A groundbreaking clinical trial has shown that a new injectable drug offers complete protection against HIV infection in young women.

The trial, called Purpose 1, took place in South Africa and Uganda and involved over 5,000 participants.

The drug, lenacapavir (Len LA), is administered just under the skin every six months, a significant advantage over existing daily PrEP pills.

These pills, while effective, can be challenging to adhere to due to social and structural reasons, particularly for young women in high-burden areas.

Highly Effective Results

The trial demonstrated exceptional efficacy for lenacapavir. None of the 2,134 women who received the injectable drug contracted HIV.

In comparison, there were infections among those taking the daily PrEP pills: 1.5 per cent for Truvada (F/TDF) and 1.8 per cent for Descovy (F/TAF).

Hope for the Future

These results offer significant hope in the fight against HIV. With millions of new infections occurring annually, PrEP remains a crucial prevention tool.

However, perfect adherence is necessary for optimal effectiveness, which can be a barrier for some groups.

Experts believe the biannual injection could be a game-changer, particularly for young people who struggle with daily medication adherence.

Looking Ahead

The Purpose 1 trial will continue in an "open label" phase, allowing participants to choose their preferred PrEP option.

Additionally, a sister trial, Purpose 2, is underway to assess lenacapavir's effectiveness in different populations.

Regulatory approval is the next hurdle.
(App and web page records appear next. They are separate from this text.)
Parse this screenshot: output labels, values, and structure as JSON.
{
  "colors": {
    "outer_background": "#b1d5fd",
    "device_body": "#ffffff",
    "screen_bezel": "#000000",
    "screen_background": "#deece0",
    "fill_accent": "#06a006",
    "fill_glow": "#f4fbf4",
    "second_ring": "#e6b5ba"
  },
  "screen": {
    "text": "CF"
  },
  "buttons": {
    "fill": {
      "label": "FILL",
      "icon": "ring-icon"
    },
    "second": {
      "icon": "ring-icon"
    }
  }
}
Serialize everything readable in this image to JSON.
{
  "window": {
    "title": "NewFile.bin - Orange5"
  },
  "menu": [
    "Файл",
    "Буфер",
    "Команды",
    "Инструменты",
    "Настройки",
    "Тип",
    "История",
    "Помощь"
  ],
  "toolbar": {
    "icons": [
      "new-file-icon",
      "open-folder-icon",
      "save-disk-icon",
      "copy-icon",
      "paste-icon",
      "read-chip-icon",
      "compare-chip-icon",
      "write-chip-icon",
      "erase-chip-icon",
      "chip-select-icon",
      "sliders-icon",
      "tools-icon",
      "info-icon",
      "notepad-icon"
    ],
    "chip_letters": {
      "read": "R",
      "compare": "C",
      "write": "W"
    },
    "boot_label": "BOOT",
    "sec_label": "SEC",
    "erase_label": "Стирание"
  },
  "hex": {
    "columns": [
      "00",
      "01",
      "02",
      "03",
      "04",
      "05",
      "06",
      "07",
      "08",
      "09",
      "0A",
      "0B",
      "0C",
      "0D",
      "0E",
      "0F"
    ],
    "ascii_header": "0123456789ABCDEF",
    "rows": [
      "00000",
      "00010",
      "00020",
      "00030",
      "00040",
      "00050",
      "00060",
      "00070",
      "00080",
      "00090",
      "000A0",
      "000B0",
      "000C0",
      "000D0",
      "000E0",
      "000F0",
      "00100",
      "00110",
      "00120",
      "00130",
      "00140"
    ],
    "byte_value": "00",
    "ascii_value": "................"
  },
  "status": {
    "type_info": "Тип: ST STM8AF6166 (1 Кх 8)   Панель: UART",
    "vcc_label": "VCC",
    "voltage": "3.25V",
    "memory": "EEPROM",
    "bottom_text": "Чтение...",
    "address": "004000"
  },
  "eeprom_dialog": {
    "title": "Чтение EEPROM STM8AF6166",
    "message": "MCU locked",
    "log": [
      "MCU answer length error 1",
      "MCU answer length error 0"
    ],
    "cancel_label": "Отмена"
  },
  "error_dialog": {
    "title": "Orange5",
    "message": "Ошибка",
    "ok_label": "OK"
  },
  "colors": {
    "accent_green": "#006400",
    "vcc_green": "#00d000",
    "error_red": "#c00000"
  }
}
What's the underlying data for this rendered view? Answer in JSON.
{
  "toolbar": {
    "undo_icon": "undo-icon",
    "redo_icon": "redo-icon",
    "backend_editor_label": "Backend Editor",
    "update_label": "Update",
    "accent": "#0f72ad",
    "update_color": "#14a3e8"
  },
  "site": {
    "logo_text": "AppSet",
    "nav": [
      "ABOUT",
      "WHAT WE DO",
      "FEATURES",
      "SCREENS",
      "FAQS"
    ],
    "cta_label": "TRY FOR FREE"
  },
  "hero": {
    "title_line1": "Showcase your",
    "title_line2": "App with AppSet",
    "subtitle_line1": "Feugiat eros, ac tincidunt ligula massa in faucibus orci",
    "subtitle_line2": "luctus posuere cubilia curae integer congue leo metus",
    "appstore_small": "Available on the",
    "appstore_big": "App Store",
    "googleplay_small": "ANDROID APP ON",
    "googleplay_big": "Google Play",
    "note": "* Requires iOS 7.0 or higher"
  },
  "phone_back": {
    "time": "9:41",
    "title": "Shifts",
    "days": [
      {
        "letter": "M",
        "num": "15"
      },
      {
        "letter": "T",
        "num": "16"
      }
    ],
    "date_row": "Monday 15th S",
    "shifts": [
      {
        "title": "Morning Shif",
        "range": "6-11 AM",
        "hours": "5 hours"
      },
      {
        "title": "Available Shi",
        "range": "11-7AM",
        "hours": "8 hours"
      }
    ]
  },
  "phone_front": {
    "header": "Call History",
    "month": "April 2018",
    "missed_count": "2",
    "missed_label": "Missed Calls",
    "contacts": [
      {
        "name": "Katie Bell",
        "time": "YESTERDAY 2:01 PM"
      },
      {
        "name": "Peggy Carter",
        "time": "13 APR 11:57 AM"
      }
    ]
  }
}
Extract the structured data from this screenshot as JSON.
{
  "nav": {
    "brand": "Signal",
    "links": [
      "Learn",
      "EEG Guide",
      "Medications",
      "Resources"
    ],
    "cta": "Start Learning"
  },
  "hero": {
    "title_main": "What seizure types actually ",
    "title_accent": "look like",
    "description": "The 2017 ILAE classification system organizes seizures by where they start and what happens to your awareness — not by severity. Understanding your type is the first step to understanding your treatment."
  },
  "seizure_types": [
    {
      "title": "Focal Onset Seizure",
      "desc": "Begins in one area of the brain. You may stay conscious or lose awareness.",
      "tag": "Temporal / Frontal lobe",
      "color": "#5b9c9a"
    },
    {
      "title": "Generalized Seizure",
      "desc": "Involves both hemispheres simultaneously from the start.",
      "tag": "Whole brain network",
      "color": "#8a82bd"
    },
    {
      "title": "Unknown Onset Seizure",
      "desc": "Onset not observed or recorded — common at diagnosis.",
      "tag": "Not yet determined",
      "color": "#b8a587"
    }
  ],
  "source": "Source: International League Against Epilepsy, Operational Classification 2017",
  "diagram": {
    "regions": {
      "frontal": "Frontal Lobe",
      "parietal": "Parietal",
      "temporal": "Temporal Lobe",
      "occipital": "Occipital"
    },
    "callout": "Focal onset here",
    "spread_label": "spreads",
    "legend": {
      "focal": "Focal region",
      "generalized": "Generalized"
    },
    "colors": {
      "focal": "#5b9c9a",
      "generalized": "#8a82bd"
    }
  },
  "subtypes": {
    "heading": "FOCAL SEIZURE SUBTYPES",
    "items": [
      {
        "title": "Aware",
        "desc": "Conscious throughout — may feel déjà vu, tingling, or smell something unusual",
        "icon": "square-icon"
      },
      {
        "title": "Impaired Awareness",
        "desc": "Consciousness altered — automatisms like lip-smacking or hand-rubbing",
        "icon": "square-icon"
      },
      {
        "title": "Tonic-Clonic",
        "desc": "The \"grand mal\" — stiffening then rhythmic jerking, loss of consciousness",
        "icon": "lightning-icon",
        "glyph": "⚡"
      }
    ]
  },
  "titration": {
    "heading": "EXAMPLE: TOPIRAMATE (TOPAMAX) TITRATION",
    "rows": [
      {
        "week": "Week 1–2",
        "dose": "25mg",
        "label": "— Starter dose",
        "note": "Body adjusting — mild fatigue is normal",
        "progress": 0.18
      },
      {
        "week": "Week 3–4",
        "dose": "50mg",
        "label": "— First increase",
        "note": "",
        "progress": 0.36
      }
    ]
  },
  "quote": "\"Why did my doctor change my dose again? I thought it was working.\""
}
Gilead Sciences, the drug's developer, plans to submit data to relevant authorities within the next few months.

Affordability remains a critical concern, but Gilead has expressed its commitment to licensing generic versions of the drug.

A Step Towards Ending AIDS

While PrEP is not a standalone solution, the success of lenacapavir offers a powerful new weapon in the fight against HIV.

Widespread adoption and access, particularly in high-burden regions, are crucial to achieving the UNAIDS goals of drastically reducing new infections and ultimately ending AIDS as a public health threat